All three will be operated by the Low Income Housing Institute (LIHI), and will add over 100 new tiny house units to the City’s shelter system, serving up to 145 individuals. The projects were proposed and approved as part of the City’s 2021 budget, which also includes creating new enhanced shelter spaces and developing two hotel-based shelter programs.
The Seattle Human Services Department selected the sites this spring, which along with the Interbay site, will include one in the University District and another on Aurora Ave N. All sites will have onsite case management services and connections to behavioral health support and permanent housing solutions. Amenities will include access to hygiene and communal kitchens.
The Interbay Tiny Cabins Safe Harbor village (1601 15th Ave W) will provide an additional 30 new tiny house units and a new hygiene facility with showers, restrooms, and laundry. According to the HSD, the new units will be able to serve up to an additional 40 people.
The Interbay site was established in 2017 and has served 246 people thus far. HSD says 35% of those leaving went into permanent housing. The expansion is expected to begin this summer, pending Port of Seattle and City Council approval and SEPA processing. The additional homes would increase the number of units in the village to 76.
The two new tiny house villages will be at 1000 NE 45th St and 12245 Aurora Ave N. The University District site will be named Rosie’s Tiny House Village and will provide 36 new tiny house units that will serve up to 50 people. There will be a hygiene center plus a community kitchen and spaces for meeting, dining, and community gatherings. The property is being leased from Sound Transit, and will eventually be developed into a transit site.
The Aurora site will be named Friendship Heights Tiny House Village and will include 35-40 new tiny house units to serve up to 55 people. LIHI entered into a religious sponsorship with Epic Life Church and may find a second church to cosponsor the village. LIHI finalized purchasing the property just this week (June 2) and will begin developing the site later this month.
“During the pandemic, Seattle allocated unprecedented resources to address immediate impacts of the pandemic, such as creating a safer 24/7 enhanced shelter system, providing food access, and expanding hygiene resources, but we know that we must continue creating long-term investments in housing to address the scale of the crisis,” Mayor Jenny Durkan said in a statement.

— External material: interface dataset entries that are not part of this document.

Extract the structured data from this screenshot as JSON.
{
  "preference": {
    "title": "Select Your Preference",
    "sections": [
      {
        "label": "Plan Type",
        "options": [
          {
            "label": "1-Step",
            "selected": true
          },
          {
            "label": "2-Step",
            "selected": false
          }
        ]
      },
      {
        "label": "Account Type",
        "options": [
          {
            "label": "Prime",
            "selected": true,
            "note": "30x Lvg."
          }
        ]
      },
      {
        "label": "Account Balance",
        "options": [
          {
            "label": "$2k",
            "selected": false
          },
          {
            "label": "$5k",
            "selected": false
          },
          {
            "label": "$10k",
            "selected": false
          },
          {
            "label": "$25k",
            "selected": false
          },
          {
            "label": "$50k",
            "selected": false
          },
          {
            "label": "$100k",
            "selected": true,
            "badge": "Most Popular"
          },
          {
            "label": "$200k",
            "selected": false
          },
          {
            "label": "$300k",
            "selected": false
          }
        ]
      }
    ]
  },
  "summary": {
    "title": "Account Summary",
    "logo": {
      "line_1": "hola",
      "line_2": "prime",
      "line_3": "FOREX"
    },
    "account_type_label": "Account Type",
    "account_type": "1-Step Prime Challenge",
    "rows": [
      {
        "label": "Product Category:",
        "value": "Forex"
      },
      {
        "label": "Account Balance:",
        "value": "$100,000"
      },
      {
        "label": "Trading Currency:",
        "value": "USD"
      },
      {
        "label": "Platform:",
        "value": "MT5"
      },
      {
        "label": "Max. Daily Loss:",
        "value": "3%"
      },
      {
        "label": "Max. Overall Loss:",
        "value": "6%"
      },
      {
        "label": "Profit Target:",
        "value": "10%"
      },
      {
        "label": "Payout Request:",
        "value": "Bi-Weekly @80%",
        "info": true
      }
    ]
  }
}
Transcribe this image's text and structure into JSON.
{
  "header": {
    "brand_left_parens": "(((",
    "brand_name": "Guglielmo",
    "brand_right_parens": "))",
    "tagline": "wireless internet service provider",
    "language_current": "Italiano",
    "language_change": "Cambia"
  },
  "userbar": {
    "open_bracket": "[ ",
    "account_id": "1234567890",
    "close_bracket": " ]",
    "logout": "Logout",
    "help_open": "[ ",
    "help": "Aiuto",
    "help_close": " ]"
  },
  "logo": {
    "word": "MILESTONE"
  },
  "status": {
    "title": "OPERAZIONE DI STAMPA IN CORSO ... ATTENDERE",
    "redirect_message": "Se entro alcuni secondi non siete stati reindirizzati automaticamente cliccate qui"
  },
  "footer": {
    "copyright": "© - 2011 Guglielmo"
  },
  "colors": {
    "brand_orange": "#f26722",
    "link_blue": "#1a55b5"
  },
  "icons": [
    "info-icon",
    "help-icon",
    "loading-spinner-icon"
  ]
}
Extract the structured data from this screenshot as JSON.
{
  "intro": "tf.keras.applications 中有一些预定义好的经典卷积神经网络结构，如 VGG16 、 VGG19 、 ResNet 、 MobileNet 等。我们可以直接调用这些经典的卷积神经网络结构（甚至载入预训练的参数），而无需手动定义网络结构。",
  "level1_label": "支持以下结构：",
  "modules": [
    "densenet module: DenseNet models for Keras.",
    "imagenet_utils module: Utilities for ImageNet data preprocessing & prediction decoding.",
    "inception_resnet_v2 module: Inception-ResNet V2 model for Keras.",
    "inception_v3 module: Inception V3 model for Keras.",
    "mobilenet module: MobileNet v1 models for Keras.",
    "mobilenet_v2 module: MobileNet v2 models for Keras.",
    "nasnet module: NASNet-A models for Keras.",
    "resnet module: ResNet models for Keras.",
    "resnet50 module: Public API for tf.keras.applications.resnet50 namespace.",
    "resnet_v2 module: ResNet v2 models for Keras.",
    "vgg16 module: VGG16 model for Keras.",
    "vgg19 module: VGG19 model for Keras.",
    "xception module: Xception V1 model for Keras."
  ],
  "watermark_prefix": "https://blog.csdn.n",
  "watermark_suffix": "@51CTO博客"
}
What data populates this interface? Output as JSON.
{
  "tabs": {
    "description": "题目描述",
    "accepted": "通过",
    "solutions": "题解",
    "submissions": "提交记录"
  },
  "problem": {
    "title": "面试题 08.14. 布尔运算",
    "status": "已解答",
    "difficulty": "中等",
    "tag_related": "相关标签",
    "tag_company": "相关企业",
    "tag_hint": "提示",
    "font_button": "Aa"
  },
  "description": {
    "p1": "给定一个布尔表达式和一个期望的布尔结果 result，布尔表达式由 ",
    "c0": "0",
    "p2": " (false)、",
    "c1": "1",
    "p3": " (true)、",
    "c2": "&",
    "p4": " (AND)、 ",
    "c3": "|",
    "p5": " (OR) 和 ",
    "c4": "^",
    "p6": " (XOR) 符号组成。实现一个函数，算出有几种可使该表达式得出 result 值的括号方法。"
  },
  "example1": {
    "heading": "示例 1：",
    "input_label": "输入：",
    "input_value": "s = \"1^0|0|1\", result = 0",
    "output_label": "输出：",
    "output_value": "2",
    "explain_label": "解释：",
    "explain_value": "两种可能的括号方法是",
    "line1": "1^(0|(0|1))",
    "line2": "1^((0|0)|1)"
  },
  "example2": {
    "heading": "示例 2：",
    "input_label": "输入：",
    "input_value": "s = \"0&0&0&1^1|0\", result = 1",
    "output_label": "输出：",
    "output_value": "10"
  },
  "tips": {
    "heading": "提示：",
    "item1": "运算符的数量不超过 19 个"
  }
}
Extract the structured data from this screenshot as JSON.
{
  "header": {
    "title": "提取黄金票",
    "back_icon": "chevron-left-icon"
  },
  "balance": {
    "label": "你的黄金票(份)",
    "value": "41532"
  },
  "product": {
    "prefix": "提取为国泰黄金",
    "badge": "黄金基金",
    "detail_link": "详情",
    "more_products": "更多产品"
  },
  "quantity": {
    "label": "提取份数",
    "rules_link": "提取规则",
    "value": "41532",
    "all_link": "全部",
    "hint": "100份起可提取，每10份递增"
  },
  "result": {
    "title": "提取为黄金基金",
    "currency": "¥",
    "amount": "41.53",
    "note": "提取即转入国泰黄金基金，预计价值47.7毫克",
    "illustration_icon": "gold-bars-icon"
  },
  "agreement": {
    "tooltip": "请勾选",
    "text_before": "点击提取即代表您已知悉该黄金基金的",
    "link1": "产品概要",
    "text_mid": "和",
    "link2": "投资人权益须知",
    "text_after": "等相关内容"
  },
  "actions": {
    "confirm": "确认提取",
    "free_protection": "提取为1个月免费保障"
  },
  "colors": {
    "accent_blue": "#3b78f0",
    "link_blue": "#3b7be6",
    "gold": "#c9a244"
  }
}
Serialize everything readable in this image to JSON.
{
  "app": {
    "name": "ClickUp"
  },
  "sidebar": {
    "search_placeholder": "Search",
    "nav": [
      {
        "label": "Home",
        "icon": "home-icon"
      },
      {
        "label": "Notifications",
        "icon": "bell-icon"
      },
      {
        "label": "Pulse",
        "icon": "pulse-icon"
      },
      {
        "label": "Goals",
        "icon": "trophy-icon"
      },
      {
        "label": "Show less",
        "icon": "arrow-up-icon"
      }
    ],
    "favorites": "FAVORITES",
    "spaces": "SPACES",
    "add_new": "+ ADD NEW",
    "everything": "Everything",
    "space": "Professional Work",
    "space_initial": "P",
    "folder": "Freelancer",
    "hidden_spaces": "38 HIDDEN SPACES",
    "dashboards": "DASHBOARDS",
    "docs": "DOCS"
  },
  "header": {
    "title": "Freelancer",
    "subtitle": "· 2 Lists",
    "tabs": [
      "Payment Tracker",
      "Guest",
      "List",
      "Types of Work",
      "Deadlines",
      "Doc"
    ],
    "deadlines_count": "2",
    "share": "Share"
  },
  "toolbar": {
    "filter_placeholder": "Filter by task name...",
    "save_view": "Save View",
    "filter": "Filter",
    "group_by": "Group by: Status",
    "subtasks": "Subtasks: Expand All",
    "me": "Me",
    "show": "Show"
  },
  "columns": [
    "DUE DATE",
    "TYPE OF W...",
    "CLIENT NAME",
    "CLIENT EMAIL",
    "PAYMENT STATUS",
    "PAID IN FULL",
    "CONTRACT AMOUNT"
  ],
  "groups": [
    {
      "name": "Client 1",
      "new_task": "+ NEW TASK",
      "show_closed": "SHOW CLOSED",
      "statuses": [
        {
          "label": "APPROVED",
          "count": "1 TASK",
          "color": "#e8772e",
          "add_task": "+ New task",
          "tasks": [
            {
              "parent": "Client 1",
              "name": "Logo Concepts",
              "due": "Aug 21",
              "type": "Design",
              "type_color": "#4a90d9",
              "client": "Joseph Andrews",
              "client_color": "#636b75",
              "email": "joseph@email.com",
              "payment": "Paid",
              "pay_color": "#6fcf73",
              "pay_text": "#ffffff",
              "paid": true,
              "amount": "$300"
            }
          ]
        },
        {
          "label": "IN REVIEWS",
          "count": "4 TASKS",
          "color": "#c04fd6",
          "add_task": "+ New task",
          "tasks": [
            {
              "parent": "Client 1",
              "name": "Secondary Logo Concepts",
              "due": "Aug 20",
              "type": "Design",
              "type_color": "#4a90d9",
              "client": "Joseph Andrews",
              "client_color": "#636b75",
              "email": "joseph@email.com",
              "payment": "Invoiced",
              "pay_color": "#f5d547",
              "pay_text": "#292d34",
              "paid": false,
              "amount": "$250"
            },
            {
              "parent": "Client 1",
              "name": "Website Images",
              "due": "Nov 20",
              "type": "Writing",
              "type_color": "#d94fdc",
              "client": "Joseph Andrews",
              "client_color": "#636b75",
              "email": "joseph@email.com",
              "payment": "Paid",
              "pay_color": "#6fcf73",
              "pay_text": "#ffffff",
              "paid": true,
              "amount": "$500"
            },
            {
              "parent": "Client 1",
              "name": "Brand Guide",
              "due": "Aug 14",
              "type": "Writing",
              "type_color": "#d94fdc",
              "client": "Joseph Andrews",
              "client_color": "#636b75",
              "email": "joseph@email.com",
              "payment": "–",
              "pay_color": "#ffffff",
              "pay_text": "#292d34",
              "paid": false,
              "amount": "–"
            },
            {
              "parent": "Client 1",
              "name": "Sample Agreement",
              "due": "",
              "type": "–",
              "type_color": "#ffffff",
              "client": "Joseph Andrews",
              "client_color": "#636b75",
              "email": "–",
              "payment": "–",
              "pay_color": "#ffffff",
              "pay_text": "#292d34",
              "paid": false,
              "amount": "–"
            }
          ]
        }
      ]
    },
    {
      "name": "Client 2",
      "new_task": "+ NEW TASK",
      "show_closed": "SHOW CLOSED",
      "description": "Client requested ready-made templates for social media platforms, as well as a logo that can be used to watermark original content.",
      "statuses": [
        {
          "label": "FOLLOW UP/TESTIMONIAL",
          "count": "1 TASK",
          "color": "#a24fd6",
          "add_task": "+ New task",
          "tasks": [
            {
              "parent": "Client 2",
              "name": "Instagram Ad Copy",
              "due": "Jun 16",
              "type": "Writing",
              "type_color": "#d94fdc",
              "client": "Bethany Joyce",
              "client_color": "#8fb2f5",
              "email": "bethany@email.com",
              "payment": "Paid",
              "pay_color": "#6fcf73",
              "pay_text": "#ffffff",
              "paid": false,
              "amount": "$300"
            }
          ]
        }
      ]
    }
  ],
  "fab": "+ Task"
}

“These new investments in tiny home villages are effective shelter options to end a person’s experience with homelessness and add much needed new shelter capacity to offer more individuals safer spaces who are living in our parks and sidewalks.”
Referrals to the three tiny house villages will be coordinated by the City’s HOPE Team, which will work with outreach providers to connect unsheltered people to new housing resources.